_EXERCISE BRIEF:_
Scan the records for the word "title". Return each line where it is found.

[Items from a data source]
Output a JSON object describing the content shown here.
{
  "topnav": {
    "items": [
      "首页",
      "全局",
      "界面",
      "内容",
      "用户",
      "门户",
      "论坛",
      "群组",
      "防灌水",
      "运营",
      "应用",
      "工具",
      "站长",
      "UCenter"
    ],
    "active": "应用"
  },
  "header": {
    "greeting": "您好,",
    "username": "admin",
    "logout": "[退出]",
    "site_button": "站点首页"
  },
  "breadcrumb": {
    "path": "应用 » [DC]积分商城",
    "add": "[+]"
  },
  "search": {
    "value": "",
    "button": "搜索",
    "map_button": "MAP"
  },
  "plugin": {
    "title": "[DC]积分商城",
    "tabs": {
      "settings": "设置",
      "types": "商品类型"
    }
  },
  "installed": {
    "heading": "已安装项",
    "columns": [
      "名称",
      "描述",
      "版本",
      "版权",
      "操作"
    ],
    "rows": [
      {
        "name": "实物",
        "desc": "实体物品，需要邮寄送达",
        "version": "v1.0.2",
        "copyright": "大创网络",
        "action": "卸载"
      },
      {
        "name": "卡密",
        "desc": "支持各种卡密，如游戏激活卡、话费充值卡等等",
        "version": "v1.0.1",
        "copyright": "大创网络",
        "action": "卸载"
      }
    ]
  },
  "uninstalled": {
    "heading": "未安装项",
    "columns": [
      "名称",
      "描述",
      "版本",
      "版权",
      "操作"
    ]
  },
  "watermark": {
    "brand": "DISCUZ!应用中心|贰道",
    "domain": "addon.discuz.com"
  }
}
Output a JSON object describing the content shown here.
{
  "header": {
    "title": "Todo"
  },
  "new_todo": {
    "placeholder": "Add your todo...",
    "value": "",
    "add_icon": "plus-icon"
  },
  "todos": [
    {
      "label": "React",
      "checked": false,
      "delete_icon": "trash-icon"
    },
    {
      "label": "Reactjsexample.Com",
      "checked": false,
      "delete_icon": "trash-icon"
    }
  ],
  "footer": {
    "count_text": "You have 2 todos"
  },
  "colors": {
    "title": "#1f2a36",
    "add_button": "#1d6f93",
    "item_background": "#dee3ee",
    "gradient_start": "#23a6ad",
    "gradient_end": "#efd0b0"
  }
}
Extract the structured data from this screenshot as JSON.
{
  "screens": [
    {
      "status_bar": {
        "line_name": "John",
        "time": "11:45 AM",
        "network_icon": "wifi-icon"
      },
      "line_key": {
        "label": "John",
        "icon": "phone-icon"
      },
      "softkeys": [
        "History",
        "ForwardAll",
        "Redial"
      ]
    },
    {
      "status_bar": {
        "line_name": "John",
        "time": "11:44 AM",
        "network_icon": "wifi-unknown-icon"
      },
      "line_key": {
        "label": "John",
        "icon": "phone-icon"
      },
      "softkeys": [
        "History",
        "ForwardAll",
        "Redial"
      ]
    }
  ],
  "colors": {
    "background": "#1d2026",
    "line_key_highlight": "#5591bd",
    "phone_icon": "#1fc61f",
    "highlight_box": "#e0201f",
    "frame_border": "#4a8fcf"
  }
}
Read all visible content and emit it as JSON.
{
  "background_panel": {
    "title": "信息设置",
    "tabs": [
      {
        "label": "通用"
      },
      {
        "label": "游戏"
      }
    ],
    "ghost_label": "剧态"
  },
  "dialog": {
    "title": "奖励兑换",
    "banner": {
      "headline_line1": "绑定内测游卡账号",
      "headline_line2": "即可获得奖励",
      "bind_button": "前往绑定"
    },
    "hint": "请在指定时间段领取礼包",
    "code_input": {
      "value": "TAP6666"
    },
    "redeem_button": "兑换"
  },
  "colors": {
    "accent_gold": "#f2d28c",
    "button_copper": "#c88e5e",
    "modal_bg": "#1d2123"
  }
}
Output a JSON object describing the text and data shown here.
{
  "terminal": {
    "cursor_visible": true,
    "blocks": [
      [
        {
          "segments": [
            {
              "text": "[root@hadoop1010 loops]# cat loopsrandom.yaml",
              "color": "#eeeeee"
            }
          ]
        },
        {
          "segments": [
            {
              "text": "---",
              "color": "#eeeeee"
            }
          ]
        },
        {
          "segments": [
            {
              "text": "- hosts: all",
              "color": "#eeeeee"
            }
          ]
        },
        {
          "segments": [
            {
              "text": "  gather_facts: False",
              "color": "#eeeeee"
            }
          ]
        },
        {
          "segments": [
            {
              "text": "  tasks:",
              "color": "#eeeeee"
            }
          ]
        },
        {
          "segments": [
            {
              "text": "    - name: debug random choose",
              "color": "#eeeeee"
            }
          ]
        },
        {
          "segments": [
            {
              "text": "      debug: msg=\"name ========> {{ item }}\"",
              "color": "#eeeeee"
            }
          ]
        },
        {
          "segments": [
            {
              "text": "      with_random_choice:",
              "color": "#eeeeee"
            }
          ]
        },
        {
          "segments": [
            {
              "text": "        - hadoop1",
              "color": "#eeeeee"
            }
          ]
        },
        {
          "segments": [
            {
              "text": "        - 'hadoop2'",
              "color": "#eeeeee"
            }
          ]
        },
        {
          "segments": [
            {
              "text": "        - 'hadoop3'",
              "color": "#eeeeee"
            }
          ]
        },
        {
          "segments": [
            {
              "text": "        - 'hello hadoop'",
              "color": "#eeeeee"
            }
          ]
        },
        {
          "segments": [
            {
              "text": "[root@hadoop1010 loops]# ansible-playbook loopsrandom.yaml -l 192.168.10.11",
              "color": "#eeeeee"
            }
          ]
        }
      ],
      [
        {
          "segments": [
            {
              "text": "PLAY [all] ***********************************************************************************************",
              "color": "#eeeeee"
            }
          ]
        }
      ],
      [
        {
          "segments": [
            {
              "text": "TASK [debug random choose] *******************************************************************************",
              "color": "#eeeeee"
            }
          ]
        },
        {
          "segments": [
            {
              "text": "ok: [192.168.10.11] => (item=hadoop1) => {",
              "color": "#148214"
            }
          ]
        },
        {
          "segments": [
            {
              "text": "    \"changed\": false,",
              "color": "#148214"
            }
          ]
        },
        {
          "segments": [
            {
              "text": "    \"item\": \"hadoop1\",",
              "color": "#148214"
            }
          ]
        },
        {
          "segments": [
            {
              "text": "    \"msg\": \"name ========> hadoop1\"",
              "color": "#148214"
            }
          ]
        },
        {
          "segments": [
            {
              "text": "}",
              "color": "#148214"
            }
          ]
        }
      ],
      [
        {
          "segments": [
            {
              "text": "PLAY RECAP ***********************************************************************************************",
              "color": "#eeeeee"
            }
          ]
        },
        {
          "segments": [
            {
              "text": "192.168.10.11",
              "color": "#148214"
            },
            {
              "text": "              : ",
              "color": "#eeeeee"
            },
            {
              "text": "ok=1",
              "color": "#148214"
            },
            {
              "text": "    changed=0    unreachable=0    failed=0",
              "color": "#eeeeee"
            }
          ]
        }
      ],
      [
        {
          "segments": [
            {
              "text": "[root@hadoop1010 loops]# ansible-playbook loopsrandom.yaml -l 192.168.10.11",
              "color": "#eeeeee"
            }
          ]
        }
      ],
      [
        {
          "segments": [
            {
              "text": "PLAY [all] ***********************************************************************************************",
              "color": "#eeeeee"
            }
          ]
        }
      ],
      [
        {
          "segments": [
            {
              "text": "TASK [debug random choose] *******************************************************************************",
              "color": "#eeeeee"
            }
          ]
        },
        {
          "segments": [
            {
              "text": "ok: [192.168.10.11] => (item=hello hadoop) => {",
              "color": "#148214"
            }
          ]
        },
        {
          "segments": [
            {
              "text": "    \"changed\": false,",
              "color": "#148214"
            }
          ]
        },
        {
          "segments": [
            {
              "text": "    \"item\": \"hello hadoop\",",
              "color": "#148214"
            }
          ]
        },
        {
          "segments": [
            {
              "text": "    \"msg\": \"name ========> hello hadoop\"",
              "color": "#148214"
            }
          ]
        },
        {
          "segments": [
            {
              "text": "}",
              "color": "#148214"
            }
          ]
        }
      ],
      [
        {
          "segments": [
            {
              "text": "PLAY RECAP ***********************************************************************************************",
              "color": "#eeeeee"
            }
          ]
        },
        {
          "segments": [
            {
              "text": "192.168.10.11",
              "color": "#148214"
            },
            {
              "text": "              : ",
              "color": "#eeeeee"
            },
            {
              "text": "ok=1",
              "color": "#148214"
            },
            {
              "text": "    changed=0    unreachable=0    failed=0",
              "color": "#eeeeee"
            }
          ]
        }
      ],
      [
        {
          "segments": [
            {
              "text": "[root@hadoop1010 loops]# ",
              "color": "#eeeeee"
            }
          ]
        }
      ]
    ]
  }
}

_EXERCISE RESULT:_
    "title": "[DC]积分商城",
    "title": "Todo"
    "title": "#1f2a36",
    "title": "信息设置",
    "title": "奖励兑换",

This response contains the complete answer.